You are looking at 1 - 3 of 3 items for

  • User-accessible content x
  • By Author: Sciubba, Daniel M. x
  • By Author: McGirt, Matthew J. x
Clear All Modify Search
Full access

Daniel M. Sciubba, Li-Mei Lin, Graeme F. Woodworth, Matthew J. McGirt, Benjamin Carson and George I. Jallo

Object

Antibiotic-impregnated shunt (AIS) systems may decrease the incidence of cerebrospinal fluid (CSF) shunt infections. However, there is a reluctance to use AIS components because of their increased cost. In the present study the authors evaluated factors contributing to the medical costs associated with the treatment of CSF shunt infections in a hydrocephalic pediatric population, those implanted with AIS systems compared with those implanted with standard shunt systems.

Methods

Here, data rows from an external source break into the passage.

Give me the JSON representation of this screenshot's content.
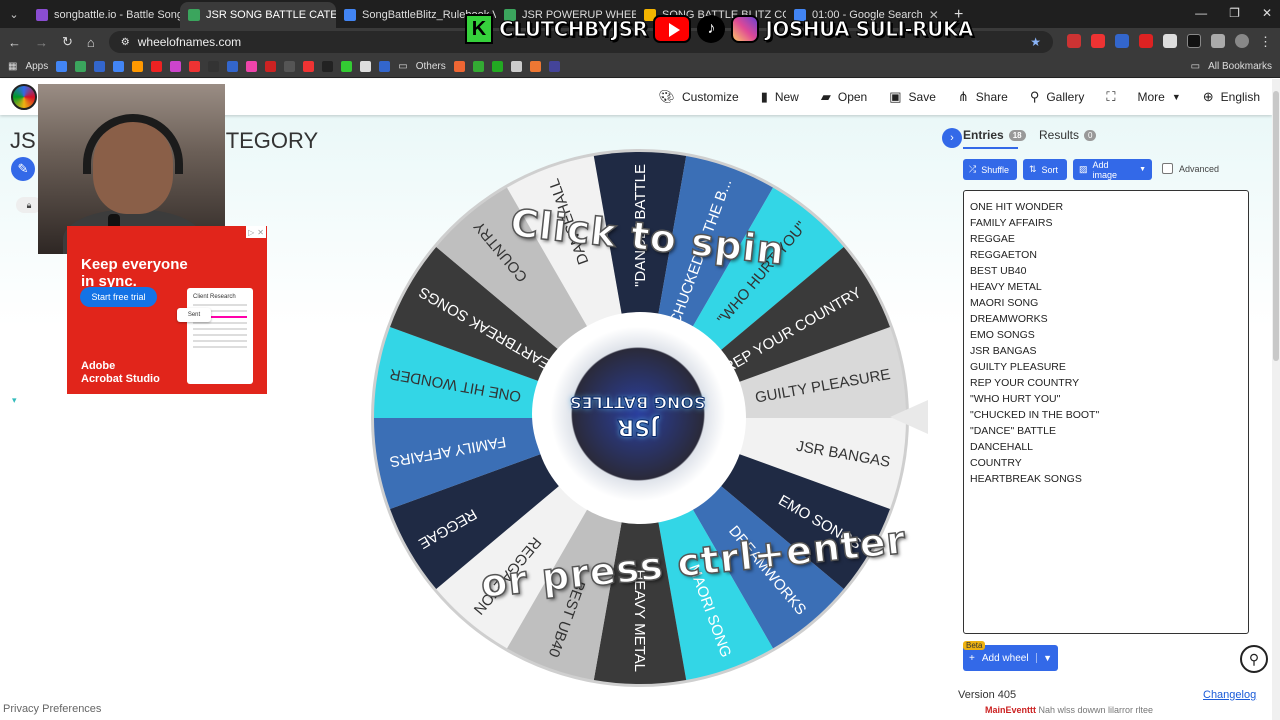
{
  "browser": {
    "tabs": [
      {
        "title": "songbattle.io - Battle Songs ag",
        "color": "#8a4dd1",
        "active": false
      },
      {
        "title": "JSR SONG BATTLE CATEGORY",
        "color": "#3ba55d",
        "active": true
      },
      {
        "title": "SongBattleBlitz_Rulebook V...",
        "color": "#4285f4",
        "active": false
      },
      {
        "title": "JSR POWERUP WHEEL",
        "color": "#3ba55d",
        "active": false
      },
      {
        "title": "SONG BATTLE BLITZ COMP",
        "color": "#f4b400",
        "active": false
      },
      {
        "title": "01:00 - Google Search",
        "color": "#4285f4",
        "active": false
      }
    ],
    "url": "wheelofnames.com",
    "bookmarks": {
      "apps": "Apps",
      "others": "Others",
      "all": "All Bookmarks"
    }
  },
  "overlay": {
    "handle": "CLUTCHBYJSR",
    "name": "JOSHUA SULI-RUKA"
  },
  "app": {
    "menu": [
      {
        "label": "Customize",
        "icon": "palette-icon"
      },
      {
        "label": "New",
        "icon": "file-icon"
      },
      {
        "label": "Open",
        "icon": "folder-icon"
      },
      {
        "label": "Save",
        "icon": "save-icon"
      },
      {
        "label": "Share",
        "icon": "share-icon"
      },
      {
        "label": "Gallery",
        "icon": "search-icon"
      },
      {
        "label": "",
        "icon": "fullscreen-icon"
      },
      {
        "label": "More",
        "icon": "chevron-down-icon"
      },
      {
        "label": "English",
        "icon": "globe-icon"
      }
    ],
    "title_start": "JS",
    "title_end": "TEGORY"
  },
  "ad": {
    "headline": "Keep everyone in sync.",
    "cta": "Start free trial",
    "doc_title": "Client Research",
    "sent": "Sent",
    "brand_line1": "Adobe",
    "brand_line2": "Acrobat Studio"
  },
  "wheel": {
    "spin_top": "Click to spin",
    "spin_bottom": "or press ctrl+enter",
    "logo_line1": "JSR",
    "logo_line2": "SONG BATTLES",
    "segments": [
      {
        "label": "GUILTY PLEASURE",
        "color": "#d9d9d9",
        "text": "#333333"
      },
      {
        "label": "JSR BANGAS",
        "color": "#f2f2f2",
        "text": "#333333"
      },
      {
        "label": "EMO SONGS",
        "color": "#1f2a44",
        "text": "#ffffff"
      },
      {
        "label": "DREAMWORKS",
        "color": "#3b6fb6",
        "text": "#ffffff"
      },
      {
        "label": "MAORI SONG",
        "color": "#33d6e6",
        "text": "#ffffff"
      },
      {
        "label": "HEAVY METAL",
        "color": "#3a3a3a",
        "text": "#ffffff"
      },
      {
        "label": "BEST UB40",
        "color": "#bfbfbf",
        "text": "#333333"
      },
      {
        "label": "REGGAETON",
        "color": "#f2f2f2",
        "text": "#333333"
      },
      {
        "label": "REGGAE",
        "color": "#1f2a44",
        "text": "#ffffff"
      },
      {
        "label": "FAMILY AFFAIRS",
        "color": "#3b6fb6",
        "text": "#ffffff"
      },
      {
        "label": "ONE HIT WONDER",
        "color": "#33d6e6",
        "text": "#333333"
      },
      {
        "label": "HEARTBREAK SONGS",
        "color": "#3a3a3a",
        "text": "#ffffff"
      },
      {
        "label": "COUNTRY",
        "color": "#bfbfbf",
        "text": "#333333"
      },
      {
        "label": "DANCEHALL",
        "color": "#f2f2f2",
        "text": "#333333"
      },
      {
        "label": "\"DANCE\" BATTLE",
        "color": "#1f2a44",
        "text": "#ffffff"
      },
      {
        "label": "\"CHUCKED IN THE B...",
        "color": "#3b6fb6",
        "text": "#ffffff"
      },
      {
        "label": "\"WHO HURT YOU\"",
        "color": "#33d6e6",
        "text": "#333333"
      },
      {
        "label": "REP YOUR COUNTRY",
        "color": "#3a3a3a",
        "text": "#ffffff"
      }
    ]
  },
  "panel": {
    "entries_tab": "Entries",
    "entries_count": "18",
    "results_tab": "Results",
    "results_count": "0",
    "shuffle": "Shuffle",
    "sort": "Sort",
    "add_image": "Add image",
    "advanced": "Advanced",
    "entries": [
      "ONE HIT WONDER",
      "FAMILY AFFAIRS",
      "REGGAE",
      "REGGAETON",
      "BEST UB40",
      "HEAVY METAL",
      "MAORI SONG",
      "DREAMWORKS",
      "EMO SONGS",
      "JSR BANGAS",
      "GUILTY PLEASURE",
      "REP YOUR COUNTRY",
      "\"WHO HURT YOU\"",
      "\"CHUCKED IN THE BOOT\"",
      "\"DANCE\" BATTLE",
      "DANCEHALL",
      "COUNTRY",
      "HEARTBREAK SONGS"
    ],
    "beta": "Beta",
    "add_wheel": "Add wheel",
    "version": "Version 405",
    "changelog": "Changelog"
  },
  "footer": {
    "privacy": "Privacy Preferences",
    "chat_user": "MainEventtt",
    "chat_text": "Nah wlss dowwn lilarror rltee"
  }
}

The authors retrospectively reviewed data obtained in all pediatric patients who had undergone CSF shunt insertion at their institution over a 3-year period. All patients were followed up for 12 months after surgery. The independent association between AIS catheter use and subsequent shunt infection was assessed by performing a multivariate proportional hazards regression analysis. Factors contributing to the medical costs associated with shunt infection were evaluated.

Results

Two hundred eleven pediatric patients underwent 353 shunting procedures. Two hundred eight shunts (59%) were placed with nonimpregnated catheters and 145 shunts (41%) were placed with AIS catheters. Twenty-five patients (12%) with non-AIS catheters experienced shunt infection, whereas only two patients (1.4%) with AIS catheters had a shunt infection within the 6-month follow-up period (p < 0.01). Among infected patients, infected patients with standard shunt components had a longer average hospital stay, more inpatient complications related to infection treatment, and more multiple organism infections and multiple antibiotic regimens, compared with those with AIS components.

Conclusions

Although individual AIS components are more expensive than standard ones, factors contributing to medical costs are fewer in pediatric patients with infected shunts when the components are antibiotic-impregnated rather than standard.